RECORD EXTRACTS:

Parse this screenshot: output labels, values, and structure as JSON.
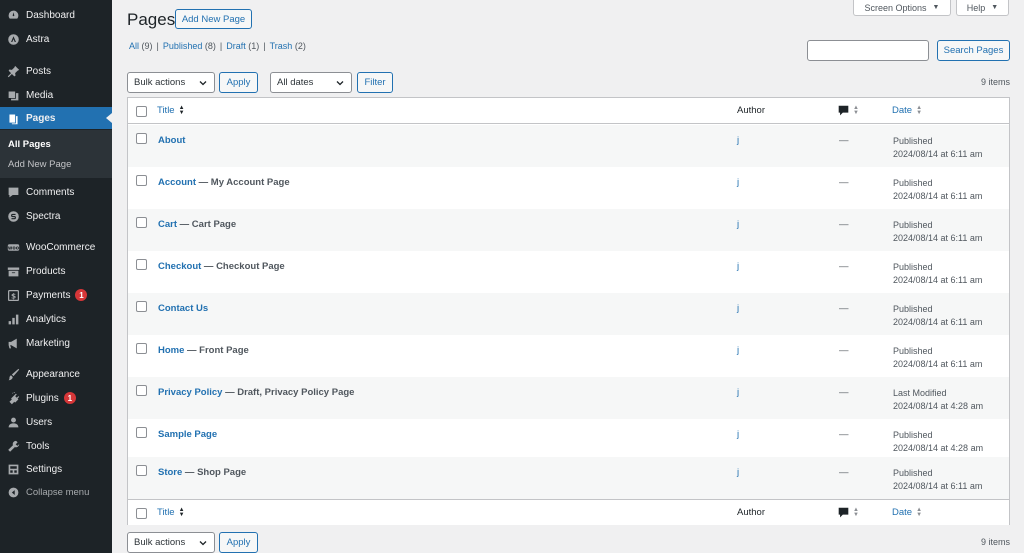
{
  "sidebar": {
    "items": [
      {
        "label": "Dashboard",
        "icon": "dashboard-icon"
      },
      {
        "label": "Astra",
        "icon": "astra-icon"
      },
      {
        "label": "Posts",
        "icon": "pin-icon"
      },
      {
        "label": "Media",
        "icon": "media-icon"
      },
      {
        "label": "Pages",
        "icon": "pages-icon",
        "active": true
      },
      {
        "label": "Comments",
        "icon": "comment-icon"
      },
      {
        "label": "Spectra",
        "icon": "spectra-icon"
      },
      {
        "label": "WooCommerce",
        "icon": "woo-icon"
      },
      {
        "label": "Products",
        "icon": "archive-icon"
      },
      {
        "label": "Payments",
        "icon": "dollar-icon",
        "badge": "1"
      },
      {
        "label": "Analytics",
        "icon": "chart-icon"
      },
      {
        "label": "Marketing",
        "icon": "megaphone-icon"
      },
      {
        "label": "Appearance",
        "icon": "brush-icon"
      },
      {
        "label": "Plugins",
        "icon": "plugin-icon",
        "badge": "1"
      },
      {
        "label": "Users",
        "icon": "user-icon"
      },
      {
        "label": "Tools",
        "icon": "wrench-icon"
      },
      {
        "label": "Settings",
        "icon": "settings-icon"
      }
    ],
    "submenu": {
      "all_pages": "All Pages",
      "add_new": "Add New Page"
    },
    "collapse": "Collapse menu"
  },
  "header": {
    "title": "Pages",
    "add_new": "Add New Page",
    "screen_options": "Screen Options",
    "help": "Help"
  },
  "views": [
    {
      "label": "All",
      "count": "(9)",
      "current": true
    },
    {
      "label": "Published",
      "count": "(8)"
    },
    {
      "label": "Draft",
      "count": "(1)"
    },
    {
      "label": "Trash",
      "count": "(2)"
    }
  ],
  "search": {
    "button": "Search Pages",
    "value": ""
  },
  "toolbar": {
    "bulk_actions": "Bulk actions",
    "apply": "Apply",
    "all_dates": "All dates",
    "filter": "Filter",
    "items_count": "9 items"
  },
  "table": {
    "columns": {
      "title": "Title",
      "author": "Author",
      "date": "Date"
    },
    "rows": [
      {
        "title": "About",
        "state": "",
        "author": "j",
        "comments": "—",
        "status": "Published",
        "date": "2024/08/14 at 6:11 am"
      },
      {
        "title": "Account",
        "state": " — My Account Page",
        "author": "j",
        "comments": "—",
        "status": "Published",
        "date": "2024/08/14 at 6:11 am"
      },
      {
        "title": "Cart",
        "state": " — Cart Page",
        "author": "j",
        "comments": "—",
        "status": "Published",
        "date": "2024/08/14 at 6:11 am"
      },
      {
        "title": "Checkout",
        "state": " — Checkout Page",
        "author": "j",
        "comments": "—",
        "status": "Published",
        "date": "2024/08/14 at 6:11 am"
      },
      {
        "title": "Contact Us",
        "state": "",
        "author": "j",
        "comments": "—",
        "status": "Published",
        "date": "2024/08/14 at 6:11 am"
      },
      {
        "title": "Home",
        "state": " — Front Page",
        "author": "j",
        "comments": "—",
        "status": "Published",
        "date": "2024/08/14 at 6:11 am"
      },
      {
        "title": "Privacy Policy",
        "state": " — Draft, Privacy Policy Page",
        "author": "j",
        "comments": "—",
        "status": "Last Modified",
        "date": "2024/08/14 at 4:28 am"
      },
      {
        "title": "Sample Page",
        "state": "",
        "author": "j",
        "comments": "—",
        "status": "Published",
        "date": "2024/08/14 at 4:28 am"
      },
      {
        "title": "Store",
        "state": " — Shop Page",
        "author": "j",
        "comments": "—",
        "status": "Published",
        "date": "2024/08/14 at 6:11 am"
      }
    ]
  },
  "colors": {
    "accent": "#2271b1",
    "sidebar_bg": "#1d2327",
    "badge": "#d63638"
  }
}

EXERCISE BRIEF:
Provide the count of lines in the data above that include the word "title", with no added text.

EXPECTED OUTPUT:
11